  • B.S. Biology, University of Missouri-Columbia, 2007.


  • 2013 – Lincoln University, Bio-Protection CORE, New Zealand – Research fellow in Agroecology.
  • 2011-2013 – Seoul National University, School of Biological Sciences, South Korea – Visiting Researcher.
  • 2008-2013 – Lincoln University, Ecology Department, New Zealand – Molecular Research Assistant.
  • 2005-2007 – University of Missouri-Columbia, Department of Biomedical Sciences – Research Assistant.


Fountain, E. D., J. N. Pauli, J. E. Mendoza, J. Carlson, M. Z. Peery. In Review. Cophylogenetics and biogeography reveal a coevolved relationship between sloths and their symbiont algae.

Pauli, J. N., M. Z. Peery, E. D. Fountain, W. H. Karasov. 2016. Arboreal folivores limit their energetic output, all the way to slothfulnessThe American Naturalist 188(2): 196–204.

Fountain, E. D., J. N. Pauli, P. J. Palsbøll, M. Z. Peery. 2016Finding the right coverage: The impact of read depth and sequence quality on SNP genotyping error rates. Molecular Ecology Resources 16(4): 966–978.

Fountain, E. D. and Wratten, S. D. 2013. A narrative of agriculture and biodiversity loss. In: Ecosystem services in New Zealand – Conditions and trends. J. R. Dymond (Editor). Manaaki Whenua Press, New Zealand.

Fountain, E. D., Wiseman, B. H., Cruickshank, R. H., and Paterson, A. M. 2013. The ecology and conservation of Hadramphus tuberculatus (Pascoe 1877) (Coleoptera: Curculionidae: Molytinae). Journal of Insect Conservation 17(4): 737-745.

Fountain, E. D., Mao, J., Whyte, J. J, Mueller, K. E., Ellersieck, M. R., Will, M. J., MacDonald, R. Roberts, R.M., Rosenfeld, C. S. 2008. Effects of diets enriched in Omega-3 and Omega-6 polyunsaturated fatty acids on offspring sex-ratio and maternal behavior in mice. Biology of Reproduction 78(2): 211-217.

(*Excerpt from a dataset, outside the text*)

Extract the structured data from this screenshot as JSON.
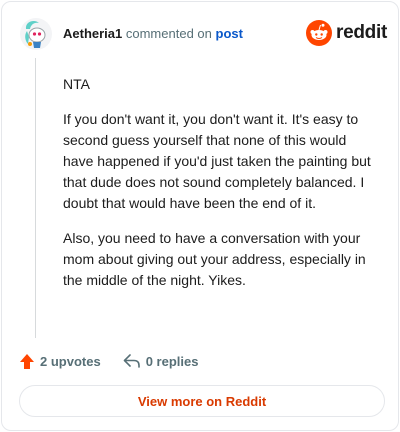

Whyte, J. J., Alexenko, A. P., Davis, A. M., Grimm, K. M., Fountain, E. D., Rosenfeld, C. S. 2007. Maternal diet composition alters serum steroid and free fatty acid concentrations and vaginal pH in mice. Journal of Endocrinology 192: 75-81.